|Study location||United Kingdom, Sheffield|
|Type||Master courses, full-time|
|Nominal duration||1 year|
|Tuition fee||To be confirmed|
Undergraduate diploma (or higher)
Minimum 2:1 honours degree
The entry qualification documents are accepted in the following languages: English.
Often you can get a suitable transcript from your school. If this is not the case, you will need official translations along with verified copies of the original.
IELTS: 6.5 with a minimum of 5.5 in Reading, 6.5 in Writing, 5.5 in Listening and 5.5 in Speaking
At least 2 reference(s) must be provided.
These should be supplied and signed by academic staff at institutions where you have studied previously. They must be presented on the official letter-headed paper of the relevant institution.
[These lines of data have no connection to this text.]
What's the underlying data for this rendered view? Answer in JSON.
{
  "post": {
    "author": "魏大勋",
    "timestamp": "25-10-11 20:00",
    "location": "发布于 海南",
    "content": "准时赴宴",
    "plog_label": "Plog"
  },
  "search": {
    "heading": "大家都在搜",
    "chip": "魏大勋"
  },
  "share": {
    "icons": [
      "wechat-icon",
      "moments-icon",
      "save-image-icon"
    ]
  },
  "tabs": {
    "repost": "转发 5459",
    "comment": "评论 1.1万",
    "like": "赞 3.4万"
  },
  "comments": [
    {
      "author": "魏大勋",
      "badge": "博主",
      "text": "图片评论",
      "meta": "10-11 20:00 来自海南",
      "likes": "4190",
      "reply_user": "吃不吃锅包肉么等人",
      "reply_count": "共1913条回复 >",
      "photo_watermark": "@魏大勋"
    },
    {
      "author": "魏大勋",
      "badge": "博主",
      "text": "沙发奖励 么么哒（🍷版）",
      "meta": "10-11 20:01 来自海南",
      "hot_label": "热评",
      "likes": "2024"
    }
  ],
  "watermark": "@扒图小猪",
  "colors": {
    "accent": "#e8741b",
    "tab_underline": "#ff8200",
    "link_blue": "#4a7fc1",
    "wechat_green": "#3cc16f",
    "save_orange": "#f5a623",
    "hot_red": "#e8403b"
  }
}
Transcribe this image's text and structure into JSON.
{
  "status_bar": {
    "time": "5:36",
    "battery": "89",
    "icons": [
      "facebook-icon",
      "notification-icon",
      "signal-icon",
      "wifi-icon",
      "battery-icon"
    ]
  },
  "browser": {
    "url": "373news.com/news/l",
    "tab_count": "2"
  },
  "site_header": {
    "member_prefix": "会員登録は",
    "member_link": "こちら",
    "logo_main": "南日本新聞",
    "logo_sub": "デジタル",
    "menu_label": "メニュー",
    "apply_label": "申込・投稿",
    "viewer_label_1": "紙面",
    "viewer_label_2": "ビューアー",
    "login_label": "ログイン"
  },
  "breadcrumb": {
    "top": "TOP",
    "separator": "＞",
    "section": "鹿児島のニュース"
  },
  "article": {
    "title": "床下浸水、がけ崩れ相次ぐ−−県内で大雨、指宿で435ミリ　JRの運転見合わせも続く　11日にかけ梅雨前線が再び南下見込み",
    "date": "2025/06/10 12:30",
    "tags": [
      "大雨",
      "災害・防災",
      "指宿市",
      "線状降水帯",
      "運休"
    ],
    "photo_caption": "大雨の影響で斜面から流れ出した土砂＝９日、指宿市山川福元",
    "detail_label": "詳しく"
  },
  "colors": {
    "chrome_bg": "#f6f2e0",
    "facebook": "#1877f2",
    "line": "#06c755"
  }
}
If you have been out of education for the last two years, you can send one academic reference plus one from your current employer if you wish.
This course is almost as flexible as the regular MA. The only difference is that modules in advanced research methods are compulsory.
The course will prepare you for MPhil, PhD and a career in research.
You’ll develop skills in three complementary areas: politics and international relations methods training, political analysis generally, and specialist training in your chosen area of politics or international relations.
There’s a range of optional modules to choose from, representing all of our biggest academic strengths. The free structure means you can cover a lot of ground and graduate with an unusually wide range of knowledge.
Philosophy and Methodology of Political Research
Dissertation in Politics with Research Methods
Choose two from a range including:
The Political Economy of Globalisation
The Politics of International Law
Contemporary Ethnic Conflict
The Politics of Global Migration
Contemporary Global Security
All taught modules (not the dissertation) are taught in seminars.
You’ll be assessed continuously through essays.
To complete the MSc successfully you must earn a total of 180 credits. Most core and optional modules count for 30 credits each. Your dissertation, produced over the summer after the taught element, counts for 60 credits.
For the module assessments and the dissertation, you’ll need a mark of 50 per cent or above. If you don’t complete the dissertation, achieving 120 credits in taught modules will get you a Graduate Diploma.